The phrase “Don’t Tase Me, Bro” has been emblazoned on T-shirts and routinely featured on blogs in discussions of police abuse of power. It has served as a sort of unofficial rallying cry for many people seeking to draw attention to the overzealous police-state tactics that have been institutionalized in many parts of the country. We can thank Andrew Myer and his fateful 2007 encounter with University of Florida police officers for the phrase.
Meyer — who since obtained a journalism degree (from the university where he was stunned with a Taser) and a law degree (from Florida International University) — has now taken a position with Photography Is Not A Crime (PINAC), a growing blog that seeks to lessen police misconduct by filming encounters between law enforcement and civilians.

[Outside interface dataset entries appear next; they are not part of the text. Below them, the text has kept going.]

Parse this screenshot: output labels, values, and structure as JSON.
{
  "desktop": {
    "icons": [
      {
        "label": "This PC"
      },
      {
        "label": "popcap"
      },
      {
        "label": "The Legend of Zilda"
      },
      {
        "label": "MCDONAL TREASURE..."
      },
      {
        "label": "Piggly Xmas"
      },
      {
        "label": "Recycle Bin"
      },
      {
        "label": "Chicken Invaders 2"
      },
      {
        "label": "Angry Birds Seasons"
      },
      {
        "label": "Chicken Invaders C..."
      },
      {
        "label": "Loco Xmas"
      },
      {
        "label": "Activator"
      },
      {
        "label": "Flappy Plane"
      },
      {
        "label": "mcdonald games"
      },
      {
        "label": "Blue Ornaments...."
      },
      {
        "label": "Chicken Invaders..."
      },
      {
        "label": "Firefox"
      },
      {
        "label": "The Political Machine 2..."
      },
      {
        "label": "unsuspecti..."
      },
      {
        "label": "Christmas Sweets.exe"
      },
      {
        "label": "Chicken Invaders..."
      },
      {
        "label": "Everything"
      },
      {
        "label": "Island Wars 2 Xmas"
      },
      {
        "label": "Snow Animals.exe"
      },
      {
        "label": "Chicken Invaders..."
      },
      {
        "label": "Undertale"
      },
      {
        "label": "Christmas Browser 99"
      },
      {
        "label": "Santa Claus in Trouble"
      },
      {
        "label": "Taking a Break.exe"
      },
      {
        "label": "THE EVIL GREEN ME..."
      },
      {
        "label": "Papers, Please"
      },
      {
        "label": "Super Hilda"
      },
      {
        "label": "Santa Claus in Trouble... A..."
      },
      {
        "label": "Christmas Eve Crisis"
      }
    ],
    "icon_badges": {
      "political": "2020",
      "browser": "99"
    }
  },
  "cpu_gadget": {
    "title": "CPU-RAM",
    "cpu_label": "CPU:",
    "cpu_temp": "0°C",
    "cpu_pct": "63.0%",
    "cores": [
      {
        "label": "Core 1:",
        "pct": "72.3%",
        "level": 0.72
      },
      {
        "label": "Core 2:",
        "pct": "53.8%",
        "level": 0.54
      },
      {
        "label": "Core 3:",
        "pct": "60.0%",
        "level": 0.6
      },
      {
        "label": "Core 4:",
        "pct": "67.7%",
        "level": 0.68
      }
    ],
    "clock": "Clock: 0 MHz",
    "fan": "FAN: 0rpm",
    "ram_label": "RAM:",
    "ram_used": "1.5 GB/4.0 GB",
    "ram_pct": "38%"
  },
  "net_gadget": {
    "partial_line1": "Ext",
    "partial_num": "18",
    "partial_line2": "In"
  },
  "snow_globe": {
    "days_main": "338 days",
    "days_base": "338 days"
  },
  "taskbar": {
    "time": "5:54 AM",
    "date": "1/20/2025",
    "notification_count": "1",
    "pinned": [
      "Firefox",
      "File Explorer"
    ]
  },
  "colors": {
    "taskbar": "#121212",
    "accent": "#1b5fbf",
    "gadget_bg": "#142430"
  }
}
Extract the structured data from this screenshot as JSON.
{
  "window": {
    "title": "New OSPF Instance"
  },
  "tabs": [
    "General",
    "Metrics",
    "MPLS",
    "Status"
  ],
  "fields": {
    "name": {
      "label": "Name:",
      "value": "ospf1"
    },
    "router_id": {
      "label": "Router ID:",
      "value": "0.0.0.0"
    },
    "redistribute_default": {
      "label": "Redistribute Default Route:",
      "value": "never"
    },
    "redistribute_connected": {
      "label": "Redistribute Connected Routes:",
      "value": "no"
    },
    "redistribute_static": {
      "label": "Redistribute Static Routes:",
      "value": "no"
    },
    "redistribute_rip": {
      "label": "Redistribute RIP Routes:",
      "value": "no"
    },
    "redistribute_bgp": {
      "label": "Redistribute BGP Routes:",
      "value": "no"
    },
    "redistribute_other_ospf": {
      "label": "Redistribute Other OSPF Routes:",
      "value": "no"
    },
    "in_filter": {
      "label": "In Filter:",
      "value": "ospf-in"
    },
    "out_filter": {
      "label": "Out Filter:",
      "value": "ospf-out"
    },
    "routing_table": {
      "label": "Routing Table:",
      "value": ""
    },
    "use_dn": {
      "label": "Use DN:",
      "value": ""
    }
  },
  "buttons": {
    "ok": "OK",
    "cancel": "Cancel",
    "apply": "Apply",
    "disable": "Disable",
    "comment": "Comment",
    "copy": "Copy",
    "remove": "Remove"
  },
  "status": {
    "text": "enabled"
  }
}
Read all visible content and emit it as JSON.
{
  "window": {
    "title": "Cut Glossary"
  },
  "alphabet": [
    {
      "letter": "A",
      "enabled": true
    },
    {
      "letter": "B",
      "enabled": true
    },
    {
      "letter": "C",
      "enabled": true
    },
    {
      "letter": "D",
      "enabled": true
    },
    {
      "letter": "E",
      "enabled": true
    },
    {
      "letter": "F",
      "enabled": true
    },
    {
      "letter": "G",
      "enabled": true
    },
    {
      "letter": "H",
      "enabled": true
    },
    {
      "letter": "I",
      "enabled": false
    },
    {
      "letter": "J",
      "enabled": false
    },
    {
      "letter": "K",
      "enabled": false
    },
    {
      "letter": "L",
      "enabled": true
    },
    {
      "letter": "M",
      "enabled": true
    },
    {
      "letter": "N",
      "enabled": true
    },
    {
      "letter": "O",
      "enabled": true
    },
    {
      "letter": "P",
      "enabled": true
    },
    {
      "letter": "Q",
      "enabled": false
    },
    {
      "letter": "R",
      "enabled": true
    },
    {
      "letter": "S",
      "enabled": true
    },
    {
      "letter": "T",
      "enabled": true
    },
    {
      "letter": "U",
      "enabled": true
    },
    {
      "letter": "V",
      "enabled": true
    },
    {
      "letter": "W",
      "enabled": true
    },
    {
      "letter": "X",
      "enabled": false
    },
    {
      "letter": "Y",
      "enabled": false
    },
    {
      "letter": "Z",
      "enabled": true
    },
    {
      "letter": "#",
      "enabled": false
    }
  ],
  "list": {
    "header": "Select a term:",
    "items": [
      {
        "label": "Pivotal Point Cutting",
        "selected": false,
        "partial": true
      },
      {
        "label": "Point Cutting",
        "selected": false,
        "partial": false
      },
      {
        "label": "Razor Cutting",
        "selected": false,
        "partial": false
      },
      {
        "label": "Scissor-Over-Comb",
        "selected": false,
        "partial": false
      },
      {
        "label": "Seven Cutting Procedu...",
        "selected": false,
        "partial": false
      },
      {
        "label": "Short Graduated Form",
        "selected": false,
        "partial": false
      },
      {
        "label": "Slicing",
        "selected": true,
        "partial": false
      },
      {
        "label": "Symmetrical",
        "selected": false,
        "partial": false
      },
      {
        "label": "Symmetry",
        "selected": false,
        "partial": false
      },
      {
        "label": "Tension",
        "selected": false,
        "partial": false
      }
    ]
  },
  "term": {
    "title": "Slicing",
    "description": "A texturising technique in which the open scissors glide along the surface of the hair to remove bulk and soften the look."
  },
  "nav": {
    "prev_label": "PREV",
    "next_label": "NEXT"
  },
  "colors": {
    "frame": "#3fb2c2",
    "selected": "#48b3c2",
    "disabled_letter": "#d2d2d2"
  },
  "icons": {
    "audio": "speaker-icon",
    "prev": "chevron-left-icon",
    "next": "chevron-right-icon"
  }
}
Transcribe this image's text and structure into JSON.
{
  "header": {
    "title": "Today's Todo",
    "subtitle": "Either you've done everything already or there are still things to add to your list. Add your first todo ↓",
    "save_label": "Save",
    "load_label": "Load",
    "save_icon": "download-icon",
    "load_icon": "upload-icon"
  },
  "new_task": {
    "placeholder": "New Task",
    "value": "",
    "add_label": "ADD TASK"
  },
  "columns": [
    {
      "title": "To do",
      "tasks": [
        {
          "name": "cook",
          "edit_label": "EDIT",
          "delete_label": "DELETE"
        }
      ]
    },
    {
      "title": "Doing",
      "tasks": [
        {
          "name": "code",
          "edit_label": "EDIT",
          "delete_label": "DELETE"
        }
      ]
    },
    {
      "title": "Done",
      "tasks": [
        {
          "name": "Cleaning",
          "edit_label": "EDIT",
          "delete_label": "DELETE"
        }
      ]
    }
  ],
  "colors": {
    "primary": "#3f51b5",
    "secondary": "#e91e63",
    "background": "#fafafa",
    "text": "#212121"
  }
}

Meyer began keeping an eye on government’s many abuses before his own physical abuse at the hands of the state; but says that it was his now-infamous campus “tasing” on Sept. 17, 2007 that made him realize the true importance of protecting citizens’ rights. On that day, the University of Florida hosted a town hall forum featuring then-Senator and Presidential hopeful John Kerry.
When Meyer approached a microphone, he attempted to question Kerry. His third question involved a similarity the candidate shared with former President George W. Bush: membership of the secretive Yale undergraduate society Skull and Bones.
In a matter of seconds following the student’s mention of the secret society, he was taken down by campus police officers and dragged from the venue. Despite his protestations and questions about what exactly he had done wrong, Meyer was manhandled by the officers and stunned with a Taser moments after making an appeal to one officer: “Don’t tase me, bro.”
Officers involved claimed that the student’s “demeanor and actions” warranted their heavy-handed response.
The incident received national media attention, though the mainstream coverage paid very little lip service to Meyer’s question. Instead, outlets such as The Associated Press reported that a “well-known prankster” was stunned with a Taser at the university for disrupting Kerry’s visit.
Today, Meyer sees his new professional relationship with PINAC founder Carlos Miller as a way to bring attention to the thousands of incidents like that which he was party to occurring every year in the United States.
He writes in a recent blog post: “Who knows what actions your watchful eyes will spark this year, or how many people your vigilance will inspire? On my watch, I promise to bring you the most important stories — where your attention can really help — as well as ideas to help maximize your amazing passion for justice. Stay tuned for articles on freedom of speech and the ridiculousness of free speech zones, the need to classify tasers as deadly force and for officers to know when deadly force is appropriate, the story of my own personal transformation and how we can transform our anger into positive action, and much more.”
And Miller, the Miami multimedia journalist who launched PINAC after his photography-related run-ins with police, believes that Meyer will further the organization’s ability to point out law enforcement misdeeds.
“Meyer’s education, coupled with his passion for free speech, will give PINAC a solid journalistic boost as well as a fresh (maybe not so jaded) perspective,” says a recent post from Miller.
That PINAC is growing and increasing its ability to report on police misconduct while also informing Americans of their own rights as citizen journalists is good news for the liberty movement. As you know from reading Personal Liberty Digest™, each well-informed citizen plays an important part in reminding government that the Constitutional limitations to their power haven’t completely eroded.
If you haven’t yet checked out PINAC and are interested in staying informed about the growing power of the state, I urge you to add the blog to your list of news resources.